# Task statement
Search the listing below for the string "attack" and copy every line where it occurs.

# Extracted records
● ● ●
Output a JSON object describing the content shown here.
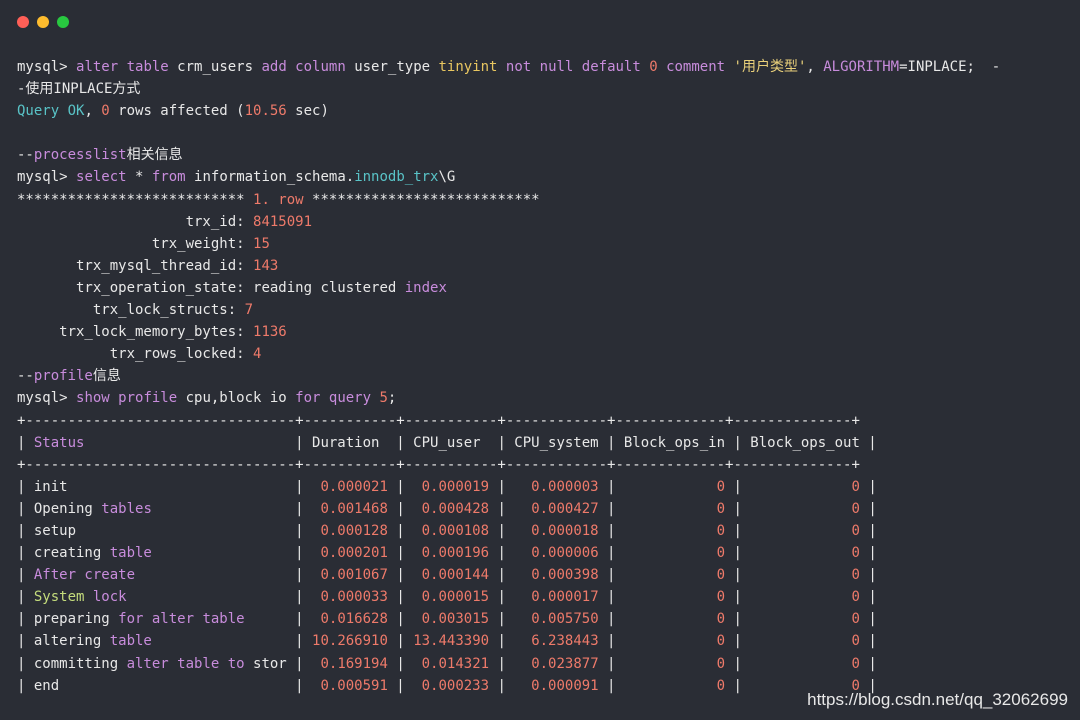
{
  "colors": {
    "default": "#e8e8e8",
    "keyword": "#c88cdc",
    "type": "#e8c660",
    "number": "#ee7a6a",
    "string": "#e9d07a",
    "teal": "#59c3c7",
    "sysfn": "#c4dc7c",
    "bg": "#2a2d35"
  },
  "window": {
    "buttons": [
      "close",
      "minimize",
      "zoom"
    ]
  },
  "terminal": {
    "lines": [
      {
        "role": "command",
        "segments": [
          {
            "t": "mysql> ",
            "c": "default"
          },
          {
            "t": "alter table ",
            "c": "keyword"
          },
          {
            "t": "crm_users ",
            "c": "default"
          },
          {
            "t": "add column ",
            "c": "keyword"
          },
          {
            "t": "user_type ",
            "c": "default"
          },
          {
            "t": "tinyint ",
            "c": "type"
          },
          {
            "t": "not null default ",
            "c": "keyword"
          },
          {
            "t": "0 ",
            "c": "number"
          },
          {
            "t": "comment ",
            "c": "keyword"
          },
          {
            "t": "'用户类型'",
            "c": "string"
          },
          {
            "t": ", ",
            "c": "default"
          },
          {
            "t": "ALGORITHM",
            "c": "keyword"
          },
          {
            "t": "=INPLACE;  -",
            "c": "default"
          }
        ]
      },
      {
        "role": "comment",
        "segments": [
          {
            "t": "-使用INPLACE方式",
            "c": "default"
          }
        ]
      },
      {
        "role": "output",
        "segments": [
          {
            "t": "Query OK",
            "c": "teal"
          },
          {
            "t": ", ",
            "c": "default"
          },
          {
            "t": "0",
            "c": "number"
          },
          {
            "t": " rows affected (",
            "c": "default"
          },
          {
            "t": "10.56",
            "c": "number"
          },
          {
            "t": " sec)",
            "c": "default"
          }
        ]
      },
      {
        "role": "blank",
        "segments": []
      },
      {
        "role": "comment",
        "segments": [
          {
            "t": "--",
            "c": "default"
          },
          {
            "t": "processlist",
            "c": "keyword"
          },
          {
            "t": "相关信息",
            "c": "default"
          }
        ]
      },
      {
        "role": "command",
        "segments": [
          {
            "t": "mysql> ",
            "c": "default"
          },
          {
            "t": "select ",
            "c": "keyword"
          },
          {
            "t": "* ",
            "c": "default"
          },
          {
            "t": "from ",
            "c": "keyword"
          },
          {
            "t": "information_schema.",
            "c": "default"
          },
          {
            "t": "innodb_trx",
            "c": "teal"
          },
          {
            "t": "\\G",
            "c": "default"
          }
        ]
      },
      {
        "role": "output",
        "segments": [
          {
            "t": "*************************** ",
            "c": "default"
          },
          {
            "t": "1. row ",
            "c": "number"
          },
          {
            "t": "***************************",
            "c": "default"
          }
        ]
      },
      {
        "role": "output",
        "segments": [
          {
            "t": "                    trx_id: ",
            "c": "default"
          },
          {
            "t": "8415091",
            "c": "number"
          }
        ]
      },
      {
        "role": "output",
        "segments": [
          {
            "t": "                trx_weight: ",
            "c": "default"
          },
          {
            "t": "15",
            "c": "number"
          }
        ]
      },
      {
        "role": "output",
        "segments": [
          {
            "t": "       trx_mysql_thread_id: ",
            "c": "default"
          },
          {
            "t": "143",
            "c": "number"
          }
        ]
      },
      {
        "role": "output",
        "segments": [
          {
            "t": "       trx_operation_state: ",
            "c": "default"
          },
          {
            "t": "reading clustered ",
            "c": "default"
          },
          {
            "t": "index",
            "c": "keyword"
          }
        ]
      },
      {
        "role": "output",
        "segments": [
          {
            "t": "         trx_lock_structs: ",
            "c": "default"
          },
          {
            "t": "7",
            "c": "number"
          }
        ]
      },
      {
        "role": "output",
        "segments": [
          {
            "t": "     trx_lock_memory_bytes: ",
            "c": "default"
          },
          {
            "t": "1136",
            "c": "number"
          }
        ]
      },
      {
        "role": "output",
        "segments": [
          {
            "t": "           trx_rows_locked: ",
            "c": "default"
          },
          {
            "t": "4",
            "c": "number"
          }
        ]
      },
      {
        "role": "comment",
        "segments": [
          {
            "t": "--",
            "c": "default"
          },
          {
            "t": "profile",
            "c": "keyword"
          },
          {
            "t": "信息",
            "c": "default"
          }
        ]
      },
      {
        "role": "command",
        "segments": [
          {
            "t": "mysql> ",
            "c": "default"
          },
          {
            "t": "show profile ",
            "c": "keyword"
          },
          {
            "t": "cpu,block io ",
            "c": "default"
          },
          {
            "t": "for query ",
            "c": "keyword"
          },
          {
            "t": "5",
            "c": "number"
          },
          {
            "t": ";",
            "c": "default"
          }
        ]
      },
      {
        "role": "border",
        "segments": [
          {
            "t": "+--------------------------------+-----------+-----------+------------+-------------+--------------+",
            "c": "default"
          }
        ]
      },
      {
        "role": "table-header",
        "segments": [
          {
            "t": "| ",
            "c": "default"
          },
          {
            "t": "Status",
            "c": "keyword"
          },
          {
            "t": "                         | Duration  | CPU_user  | CPU_system | Block_ops_in | Block_ops_out |",
            "c": "default"
          }
        ]
      },
      {
        "role": "border",
        "segments": [
          {
            "t": "+--------------------------------+-----------+-----------+------------+-------------+--------------+",
            "c": "default"
          }
        ]
      },
      {
        "role": "table-row",
        "segments": [
          {
            "t": "| init                           | ",
            "c": "default"
          },
          {
            "t": " 0.000021",
            "c": "number"
          },
          {
            "t": " | ",
            "c": "default"
          },
          {
            "t": " 0.000019",
            "c": "number"
          },
          {
            "t": " |  ",
            "c": "default"
          },
          {
            "t": " 0.000003",
            "c": "number"
          },
          {
            "t": " |            ",
            "c": "default"
          },
          {
            "t": "0",
            "c": "number"
          },
          {
            "t": " |             ",
            "c": "default"
          },
          {
            "t": "0",
            "c": "number"
          },
          {
            "t": " |",
            "c": "default"
          }
        ]
      },
      {
        "role": "table-row",
        "segments": [
          {
            "t": "| Opening ",
            "c": "default"
          },
          {
            "t": "tables",
            "c": "keyword"
          },
          {
            "t": "                 | ",
            "c": "default"
          },
          {
            "t": " 0.001468",
            "c": "number"
          },
          {
            "t": " | ",
            "c": "default"
          },
          {
            "t": " 0.000428",
            "c": "number"
          },
          {
            "t": " |  ",
            "c": "default"
          },
          {
            "t": " 0.000427",
            "c": "number"
          },
          {
            "t": " |            ",
            "c": "default"
          },
          {
            "t": "0",
            "c": "number"
          },
          {
            "t": " |             ",
            "c": "default"
          },
          {
            "t": "0",
            "c": "number"
          },
          {
            "t": " |",
            "c": "default"
          }
        ]
      },
      {
        "role": "table-row",
        "segments": [
          {
            "t": "| setup                          | ",
            "c": "default"
          },
          {
            "t": " 0.000128",
            "c": "number"
          },
          {
            "t": " | ",
            "c": "default"
          },
          {
            "t": " 0.000108",
            "c": "number"
          },
          {
            "t": " |  ",
            "c": "default"
          },
          {
            "t": " 0.000018",
            "c": "number"
          },
          {
            "t": " |            ",
            "c": "default"
          },
          {
            "t": "0",
            "c": "number"
          },
          {
            "t": " |             ",
            "c": "default"
          },
          {
            "t": "0",
            "c": "number"
          },
          {
            "t": " |",
            "c": "default"
          }
        ]
      },
      {
        "role": "table-row",
        "segments": [
          {
            "t": "| creating ",
            "c": "default"
          },
          {
            "t": "table",
            "c": "keyword"
          },
          {
            "t": "                 | ",
            "c": "default"
          },
          {
            "t": " 0.000201",
            "c": "number"
          },
          {
            "t": " | ",
            "c": "default"
          },
          {
            "t": " 0.000196",
            "c": "number"
          },
          {
            "t": " |  ",
            "c": "default"
          },
          {
            "t": " 0.000006",
            "c": "number"
          },
          {
            "t": " |            ",
            "c": "default"
          },
          {
            "t": "0",
            "c": "number"
          },
          {
            "t": " |             ",
            "c": "default"
          },
          {
            "t": "0",
            "c": "number"
          },
          {
            "t": " |",
            "c": "default"
          }
        ]
      },
      {
        "role": "table-row",
        "segments": [
          {
            "t": "| ",
            "c": "default"
          },
          {
            "t": "After create",
            "c": "keyword"
          },
          {
            "t": "                   | ",
            "c": "default"
          },
          {
            "t": " 0.001067",
            "c": "number"
          },
          {
            "t": " | ",
            "c": "default"
          },
          {
            "t": " 0.000144",
            "c": "number"
          },
          {
            "t": " |  ",
            "c": "default"
          },
          {
            "t": " 0.000398",
            "c": "number"
          },
          {
            "t": " |            ",
            "c": "default"
          },
          {
            "t": "0",
            "c": "number"
          },
          {
            "t": " |             ",
            "c": "default"
          },
          {
            "t": "0",
            "c": "number"
          },
          {
            "t": " |",
            "c": "default"
          }
        ]
      },
      {
        "role": "table-row",
        "segments": [
          {
            "t": "| ",
            "c": "default"
          },
          {
            "t": "System",
            "c": "sysfn"
          },
          {
            "t": " ",
            "c": "default"
          },
          {
            "t": "lock",
            "c": "keyword"
          },
          {
            "t": "                    | ",
            "c": "default"
          },
          {
            "t": " 0.000033",
            "c": "number"
          },
          {
            "t": " | ",
            "c": "default"
          },
          {
            "t": " 0.000015",
            "c": "number"
          },
          {
            "t": " |  ",
            "c": "default"
          },
          {
            "t": " 0.000017",
            "c": "number"
          },
          {
            "t": " |            ",
            "c": "default"
          },
          {
            "t": "0",
            "c": "number"
          },
          {
            "t": " |             ",
            "c": "default"
          },
          {
            "t": "0",
            "c": "number"
          },
          {
            "t": " |",
            "c": "default"
          }
        ]
      },
      {
        "role": "table-row",
        "segments": [
          {
            "t": "| preparing ",
            "c": "default"
          },
          {
            "t": "for alter table",
            "c": "keyword"
          },
          {
            "t": "      | ",
            "c": "default"
          },
          {
            "t": " 0.016628",
            "c": "number"
          },
          {
            "t": " | ",
            "c": "default"
          },
          {
            "t": " 0.003015",
            "c": "number"
          },
          {
            "t": " |  ",
            "c": "default"
          },
          {
            "t": " 0.005750",
            "c": "number"
          },
          {
            "t": " |            ",
            "c": "default"
          },
          {
            "t": "0",
            "c": "number"
          },
          {
            "t": " |             ",
            "c": "default"
          },
          {
            "t": "0",
            "c": "number"
          },
          {
            "t": " |",
            "c": "default"
          }
        ]
      },
      {
        "role": "table-row",
        "segments": [
          {
            "t": "| altering ",
            "c": "default"
          },
          {
            "t": "table",
            "c": "keyword"
          },
          {
            "t": "                 | ",
            "c": "default"
          },
          {
            "t": "10.266910",
            "c": "number"
          },
          {
            "t": " | ",
            "c": "default"
          },
          {
            "t": "13.443390",
            "c": "number"
          },
          {
            "t": " |  ",
            "c": "default"
          },
          {
            "t": " 6.238443",
            "c": "number"
          },
          {
            "t": " |            ",
            "c": "default"
          },
          {
            "t": "0",
            "c": "number"
          },
          {
            "t": " |             ",
            "c": "default"
          },
          {
            "t": "0",
            "c": "number"
          },
          {
            "t": " |",
            "c": "default"
          }
        ]
      },
      {
        "role": "table-row",
        "segments": [
          {
            "t": "| committing ",
            "c": "default"
          },
          {
            "t": "alter table to",
            "c": "keyword"
          },
          {
            "t": " stor | ",
            "c": "default"
          },
          {
            "t": " 0.169194",
            "c": "number"
          },
          {
            "t": " | ",
            "c": "default"
          },
          {
            "t": " 0.014321",
            "c": "number"
          },
          {
            "t": " |  ",
            "c": "default"
          },
          {
            "t": " 0.023877",
            "c": "number"
          },
          {
            "t": " |            ",
            "c": "default"
          },
          {
            "t": "0",
            "c": "number"
          },
          {
            "t": " |             ",
            "c": "default"
          },
          {
            "t": "0",
            "c": "number"
          },
          {
            "t": " |",
            "c": "default"
          }
        ]
      },
      {
        "role": "table-row",
        "segments": [
          {
            "t": "| end                            | ",
            "c": "default"
          },
          {
            "t": " 0.000591",
            "c": "number"
          },
          {
            "t": " | ",
            "c": "default"
          },
          {
            "t": " 0.000233",
            "c": "number"
          },
          {
            "t": " |  ",
            "c": "default"
          },
          {
            "t": " 0.000091",
            "c": "number"
          },
          {
            "t": " |            ",
            "c": "default"
          },
          {
            "t": "0",
            "c": "number"
          },
          {
            "t": " |             ",
            "c": "default"
          },
          {
            "t": "0",
            "c": "number"
          },
          {
            "t": " |",
            "c": "default"
          }
        ]
      }
    ]
  },
  "watermark": {
    "text": "https://blog.csdn.net/qq_32062699"
  }
}
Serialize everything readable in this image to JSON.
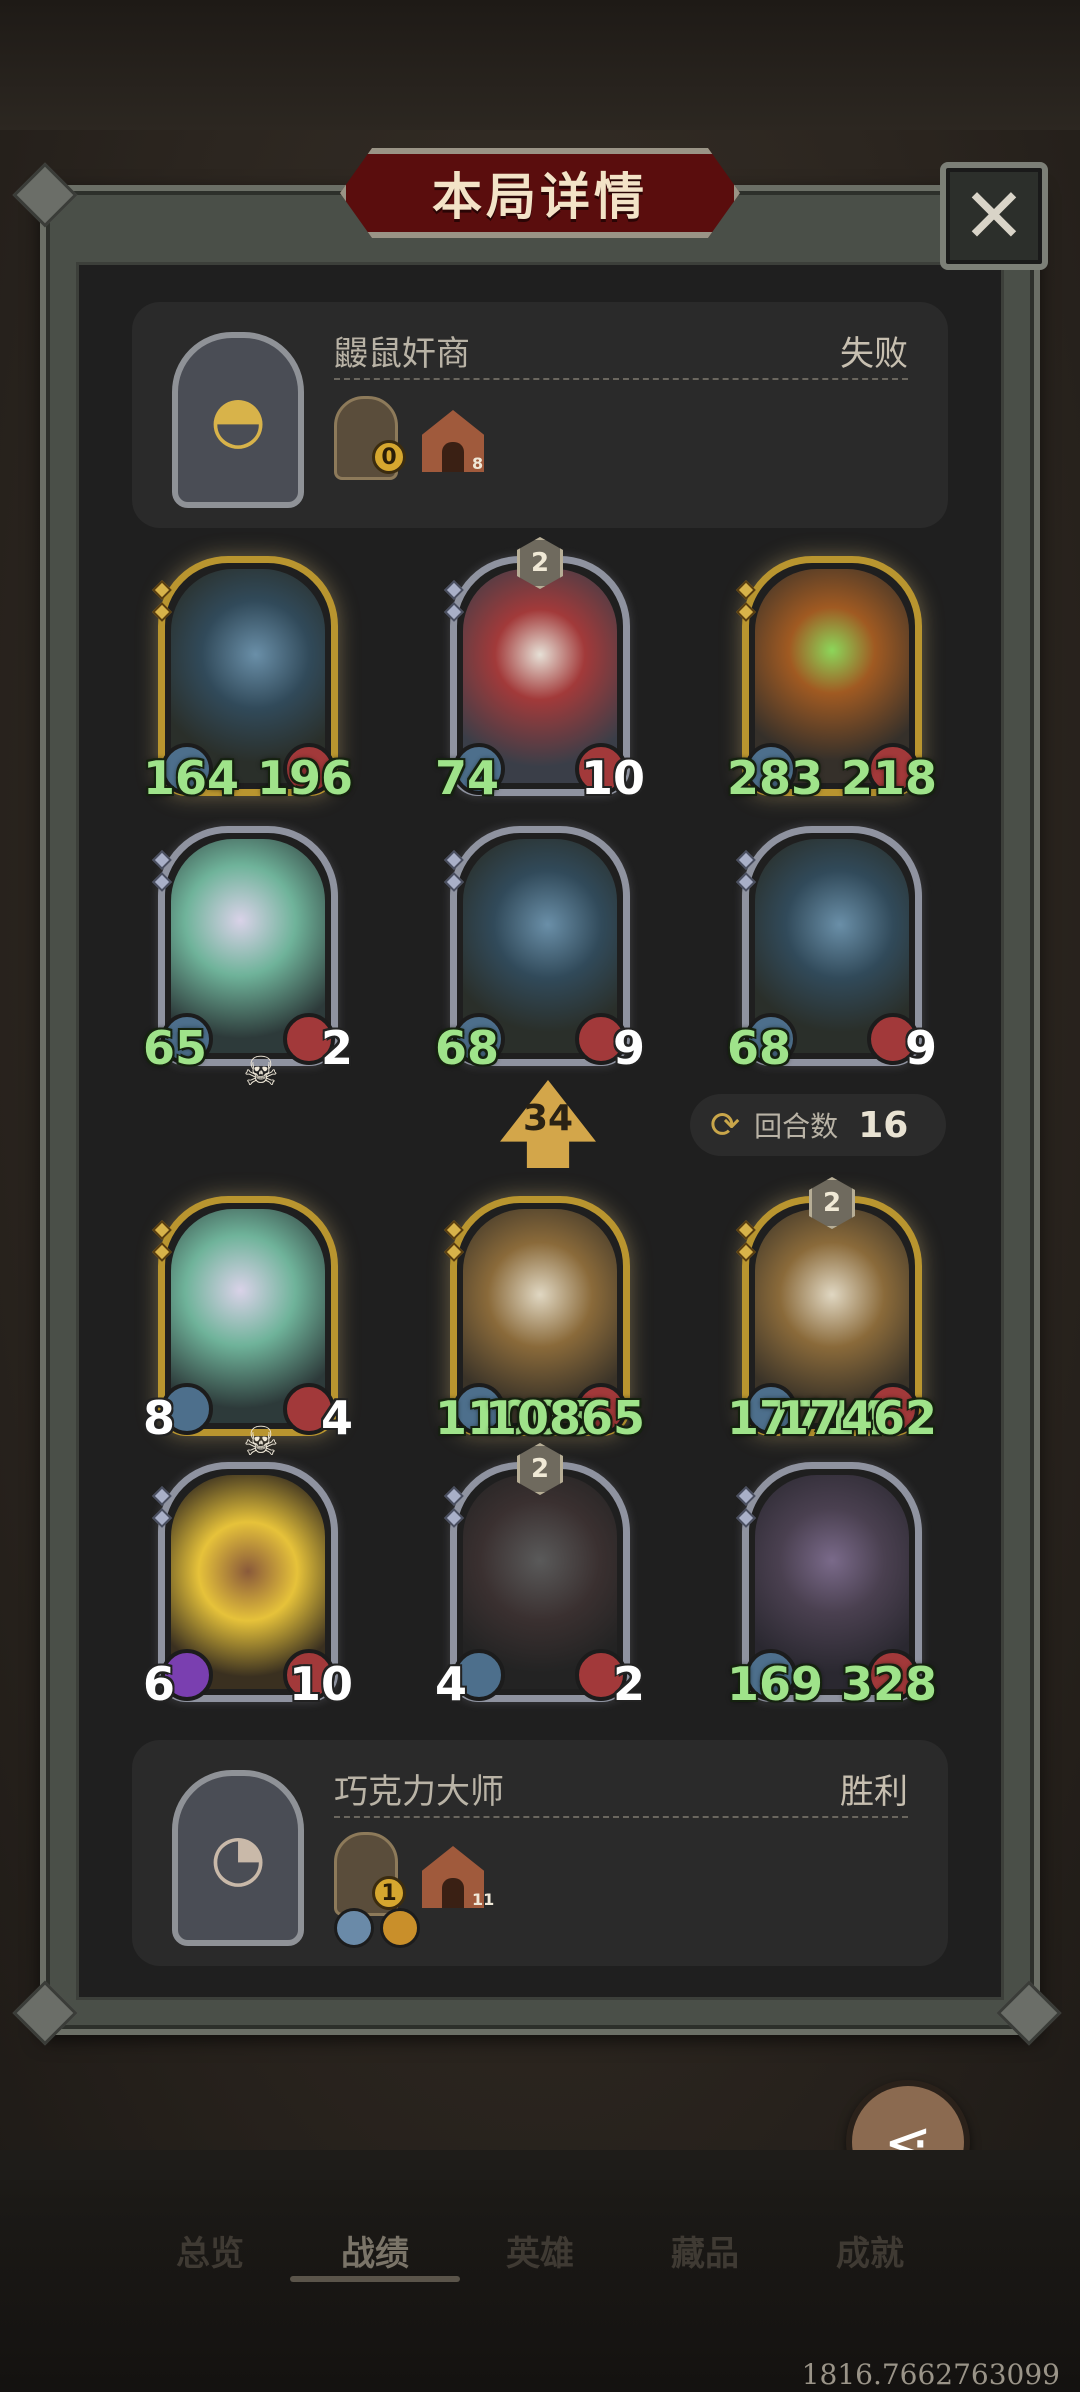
{
  "title": "本局详情",
  "close_icon": "close-icon",
  "opponent": {
    "name": "鼹鼠奸商",
    "result": "失败",
    "item_count": "0",
    "house_level": "8"
  },
  "opponent_board": [
    {
      "art": "dragon",
      "attack": "164",
      "health": "196",
      "frame": "gold",
      "level": ""
    },
    {
      "art": "clown",
      "attack": "74",
      "health": "10",
      "frame": "silver",
      "level": "2"
    },
    {
      "art": "pumpkin",
      "attack": "283",
      "health": "218",
      "frame": "gold",
      "level": ""
    },
    {
      "art": "ghost",
      "attack": "65",
      "health": "2",
      "frame": "silver",
      "level": ""
    },
    {
      "art": "dragon",
      "attack": "68",
      "health": "9",
      "frame": "silver",
      "level": ""
    },
    {
      "art": "dragon",
      "attack": "68",
      "health": "9",
      "frame": "silver",
      "level": ""
    }
  ],
  "arrow_value": "34",
  "rounds": {
    "label": "回合数",
    "value": "16"
  },
  "player_board": [
    {
      "art": "ghost",
      "attack": "8",
      "health": "4",
      "frame": "gold",
      "level": ""
    },
    {
      "art": "knight",
      "attack": "11005",
      "health": "10865",
      "frame": "gold",
      "level": ""
    },
    {
      "art": "knight",
      "attack": "17714",
      "health": "17462",
      "frame": "gold",
      "level": "2"
    },
    {
      "art": "fire",
      "attack": "6",
      "health": "10",
      "frame": "silver",
      "level": ""
    },
    {
      "art": "shield",
      "attack": "4",
      "health": "2",
      "frame": "silver",
      "level": "2"
    },
    {
      "art": "rogue",
      "attack": "169",
      "health": "328",
      "frame": "silver",
      "level": ""
    }
  ],
  "player": {
    "name": "巧克力大师",
    "result": "胜利",
    "item_count": "1",
    "house_level": "11"
  },
  "share_label": "分享",
  "nav": [
    "总览",
    "战绩",
    "英雄",
    "藏品",
    "成就"
  ],
  "coords": "1816.7662763099"
}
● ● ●
# Solution to this task
      "attack": "164",
      "attack": "74",
      "attack": "283",
      "attack": "65",
      "attack": "68",
      "attack": "68",
      "attack": "8",
      "attack": "11005",
      "attack": "17714",
      "attack": "6",
      "attack": "4",
      "attack": "169",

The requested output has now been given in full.